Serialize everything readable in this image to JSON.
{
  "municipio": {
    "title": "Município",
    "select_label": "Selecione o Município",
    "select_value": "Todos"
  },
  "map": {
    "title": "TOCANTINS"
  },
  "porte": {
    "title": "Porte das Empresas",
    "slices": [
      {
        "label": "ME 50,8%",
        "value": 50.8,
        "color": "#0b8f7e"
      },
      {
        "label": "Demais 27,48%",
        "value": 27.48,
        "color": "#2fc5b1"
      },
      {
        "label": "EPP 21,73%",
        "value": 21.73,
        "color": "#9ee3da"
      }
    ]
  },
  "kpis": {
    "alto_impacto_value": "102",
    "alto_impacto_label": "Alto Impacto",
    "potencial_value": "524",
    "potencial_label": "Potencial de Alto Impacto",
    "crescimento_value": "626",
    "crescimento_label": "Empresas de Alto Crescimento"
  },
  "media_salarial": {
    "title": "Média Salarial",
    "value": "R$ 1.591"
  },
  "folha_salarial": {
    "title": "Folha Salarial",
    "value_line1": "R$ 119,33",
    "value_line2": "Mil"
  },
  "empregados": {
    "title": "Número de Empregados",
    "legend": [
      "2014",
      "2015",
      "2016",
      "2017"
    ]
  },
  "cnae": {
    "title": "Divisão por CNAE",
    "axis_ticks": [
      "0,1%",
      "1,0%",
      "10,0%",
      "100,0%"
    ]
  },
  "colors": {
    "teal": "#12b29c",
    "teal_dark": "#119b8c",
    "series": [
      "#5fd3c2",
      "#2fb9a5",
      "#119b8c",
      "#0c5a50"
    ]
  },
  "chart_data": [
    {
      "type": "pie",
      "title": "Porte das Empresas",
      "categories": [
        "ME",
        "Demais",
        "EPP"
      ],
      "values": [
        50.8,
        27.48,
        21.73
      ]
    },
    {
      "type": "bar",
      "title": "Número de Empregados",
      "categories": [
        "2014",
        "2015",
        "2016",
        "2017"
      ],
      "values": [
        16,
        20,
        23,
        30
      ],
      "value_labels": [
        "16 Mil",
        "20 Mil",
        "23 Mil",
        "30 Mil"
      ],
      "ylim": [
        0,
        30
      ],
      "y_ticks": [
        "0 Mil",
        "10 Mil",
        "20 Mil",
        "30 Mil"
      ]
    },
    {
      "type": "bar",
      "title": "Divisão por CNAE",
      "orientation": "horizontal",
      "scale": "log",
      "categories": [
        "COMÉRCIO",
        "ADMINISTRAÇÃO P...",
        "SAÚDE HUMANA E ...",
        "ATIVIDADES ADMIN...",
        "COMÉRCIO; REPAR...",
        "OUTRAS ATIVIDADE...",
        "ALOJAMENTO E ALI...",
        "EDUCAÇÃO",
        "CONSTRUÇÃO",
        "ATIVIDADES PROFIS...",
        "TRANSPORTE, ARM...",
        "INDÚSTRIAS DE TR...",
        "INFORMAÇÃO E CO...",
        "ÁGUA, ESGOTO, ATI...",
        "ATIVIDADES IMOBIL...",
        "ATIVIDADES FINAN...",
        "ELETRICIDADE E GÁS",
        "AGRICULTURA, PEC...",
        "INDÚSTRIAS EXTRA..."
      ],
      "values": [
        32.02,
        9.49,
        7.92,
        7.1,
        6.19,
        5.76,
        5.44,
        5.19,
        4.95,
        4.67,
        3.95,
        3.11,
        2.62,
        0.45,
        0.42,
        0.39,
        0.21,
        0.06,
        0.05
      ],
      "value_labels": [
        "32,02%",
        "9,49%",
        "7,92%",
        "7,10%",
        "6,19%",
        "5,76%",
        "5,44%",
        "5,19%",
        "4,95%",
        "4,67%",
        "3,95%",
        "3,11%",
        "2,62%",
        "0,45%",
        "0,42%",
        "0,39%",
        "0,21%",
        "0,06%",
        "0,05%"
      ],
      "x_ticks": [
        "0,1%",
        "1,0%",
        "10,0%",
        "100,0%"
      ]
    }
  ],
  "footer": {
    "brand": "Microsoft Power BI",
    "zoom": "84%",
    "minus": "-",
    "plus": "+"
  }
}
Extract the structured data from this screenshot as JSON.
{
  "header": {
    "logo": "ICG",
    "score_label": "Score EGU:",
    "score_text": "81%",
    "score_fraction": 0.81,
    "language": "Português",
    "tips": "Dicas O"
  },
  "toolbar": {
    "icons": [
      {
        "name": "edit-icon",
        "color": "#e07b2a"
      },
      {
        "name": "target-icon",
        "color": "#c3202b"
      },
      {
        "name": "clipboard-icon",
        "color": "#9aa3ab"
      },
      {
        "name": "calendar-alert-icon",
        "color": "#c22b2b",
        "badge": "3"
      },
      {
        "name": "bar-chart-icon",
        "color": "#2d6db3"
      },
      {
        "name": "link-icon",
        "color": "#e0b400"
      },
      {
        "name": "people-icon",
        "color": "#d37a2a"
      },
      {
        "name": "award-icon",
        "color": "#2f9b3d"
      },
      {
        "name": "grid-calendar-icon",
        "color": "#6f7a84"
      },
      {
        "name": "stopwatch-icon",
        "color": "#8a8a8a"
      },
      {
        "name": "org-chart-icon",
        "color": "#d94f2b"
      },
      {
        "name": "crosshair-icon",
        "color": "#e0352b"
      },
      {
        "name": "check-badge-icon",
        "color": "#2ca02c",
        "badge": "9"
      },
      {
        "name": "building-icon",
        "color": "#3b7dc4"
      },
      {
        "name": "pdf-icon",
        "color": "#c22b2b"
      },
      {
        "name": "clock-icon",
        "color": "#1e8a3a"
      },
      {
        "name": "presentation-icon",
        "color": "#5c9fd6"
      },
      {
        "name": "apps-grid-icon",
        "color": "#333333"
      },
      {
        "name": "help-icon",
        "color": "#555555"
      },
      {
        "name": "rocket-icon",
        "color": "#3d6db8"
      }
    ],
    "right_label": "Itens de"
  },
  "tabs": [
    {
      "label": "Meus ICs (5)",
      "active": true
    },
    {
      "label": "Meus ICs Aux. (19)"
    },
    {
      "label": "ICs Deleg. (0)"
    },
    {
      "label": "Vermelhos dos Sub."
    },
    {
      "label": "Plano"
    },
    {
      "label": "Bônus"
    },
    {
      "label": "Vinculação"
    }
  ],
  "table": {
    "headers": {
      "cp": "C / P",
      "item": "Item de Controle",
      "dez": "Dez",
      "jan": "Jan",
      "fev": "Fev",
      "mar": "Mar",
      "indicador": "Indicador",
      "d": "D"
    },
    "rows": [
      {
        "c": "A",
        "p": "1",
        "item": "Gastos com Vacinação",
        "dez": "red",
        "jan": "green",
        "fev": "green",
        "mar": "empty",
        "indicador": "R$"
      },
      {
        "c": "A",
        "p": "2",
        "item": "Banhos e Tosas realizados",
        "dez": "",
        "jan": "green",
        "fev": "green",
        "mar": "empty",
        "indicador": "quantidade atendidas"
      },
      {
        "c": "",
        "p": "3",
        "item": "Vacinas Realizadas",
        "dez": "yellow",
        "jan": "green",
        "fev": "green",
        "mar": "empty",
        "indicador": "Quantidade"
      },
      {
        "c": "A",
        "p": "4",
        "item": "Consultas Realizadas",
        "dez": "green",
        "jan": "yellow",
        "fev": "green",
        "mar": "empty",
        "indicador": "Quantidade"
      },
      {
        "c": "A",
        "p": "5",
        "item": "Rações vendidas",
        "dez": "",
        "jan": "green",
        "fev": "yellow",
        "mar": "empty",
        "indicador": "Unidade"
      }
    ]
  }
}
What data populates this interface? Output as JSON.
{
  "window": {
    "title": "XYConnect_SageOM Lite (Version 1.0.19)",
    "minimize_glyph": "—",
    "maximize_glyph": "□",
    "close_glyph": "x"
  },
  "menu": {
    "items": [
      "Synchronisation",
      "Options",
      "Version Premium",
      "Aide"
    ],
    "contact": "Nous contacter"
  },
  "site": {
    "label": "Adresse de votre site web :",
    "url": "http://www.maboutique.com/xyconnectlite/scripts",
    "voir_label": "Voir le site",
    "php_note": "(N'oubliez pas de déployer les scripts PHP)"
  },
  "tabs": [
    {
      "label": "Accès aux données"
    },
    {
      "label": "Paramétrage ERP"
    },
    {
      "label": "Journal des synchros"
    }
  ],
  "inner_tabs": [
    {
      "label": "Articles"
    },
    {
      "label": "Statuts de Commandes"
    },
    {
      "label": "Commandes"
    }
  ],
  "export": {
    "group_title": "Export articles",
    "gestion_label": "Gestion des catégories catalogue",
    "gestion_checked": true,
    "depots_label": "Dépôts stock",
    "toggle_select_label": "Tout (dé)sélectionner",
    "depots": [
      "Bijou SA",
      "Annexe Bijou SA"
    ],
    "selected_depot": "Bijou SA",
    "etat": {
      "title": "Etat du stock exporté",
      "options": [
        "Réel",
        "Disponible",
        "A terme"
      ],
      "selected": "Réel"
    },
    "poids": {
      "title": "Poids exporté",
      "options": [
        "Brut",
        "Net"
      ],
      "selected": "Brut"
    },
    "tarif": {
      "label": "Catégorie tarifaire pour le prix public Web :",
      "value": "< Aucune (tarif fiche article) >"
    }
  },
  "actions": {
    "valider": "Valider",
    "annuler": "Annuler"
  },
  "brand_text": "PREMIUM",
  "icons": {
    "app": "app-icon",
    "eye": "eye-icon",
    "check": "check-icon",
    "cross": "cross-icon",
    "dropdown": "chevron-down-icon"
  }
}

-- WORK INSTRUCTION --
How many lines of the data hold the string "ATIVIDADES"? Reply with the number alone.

-- RESPONSE BOX --
4